Task data START
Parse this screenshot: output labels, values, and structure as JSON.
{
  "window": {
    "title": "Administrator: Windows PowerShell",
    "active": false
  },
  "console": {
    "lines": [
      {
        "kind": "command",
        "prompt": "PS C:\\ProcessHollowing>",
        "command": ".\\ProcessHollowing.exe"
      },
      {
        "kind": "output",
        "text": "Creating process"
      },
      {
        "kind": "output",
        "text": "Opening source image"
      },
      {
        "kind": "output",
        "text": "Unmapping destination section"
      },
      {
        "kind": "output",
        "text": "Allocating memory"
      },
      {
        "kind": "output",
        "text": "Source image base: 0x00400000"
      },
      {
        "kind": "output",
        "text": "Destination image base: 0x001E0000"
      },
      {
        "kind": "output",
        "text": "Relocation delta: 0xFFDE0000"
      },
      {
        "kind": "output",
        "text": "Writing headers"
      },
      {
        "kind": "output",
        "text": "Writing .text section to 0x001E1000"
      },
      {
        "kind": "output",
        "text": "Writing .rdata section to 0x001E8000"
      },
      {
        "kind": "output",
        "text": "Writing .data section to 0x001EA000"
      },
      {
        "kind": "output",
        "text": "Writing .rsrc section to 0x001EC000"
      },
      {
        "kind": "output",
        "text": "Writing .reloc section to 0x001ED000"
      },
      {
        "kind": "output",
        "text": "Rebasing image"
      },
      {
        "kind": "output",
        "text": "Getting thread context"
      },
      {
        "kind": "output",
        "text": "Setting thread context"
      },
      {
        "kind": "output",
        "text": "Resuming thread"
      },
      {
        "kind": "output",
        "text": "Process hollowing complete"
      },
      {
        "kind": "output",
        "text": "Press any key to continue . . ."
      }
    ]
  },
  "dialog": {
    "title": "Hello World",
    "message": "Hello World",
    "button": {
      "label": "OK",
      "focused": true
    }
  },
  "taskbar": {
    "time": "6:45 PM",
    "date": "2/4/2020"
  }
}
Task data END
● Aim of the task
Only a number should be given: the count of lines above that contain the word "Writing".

● Solution for this problem
6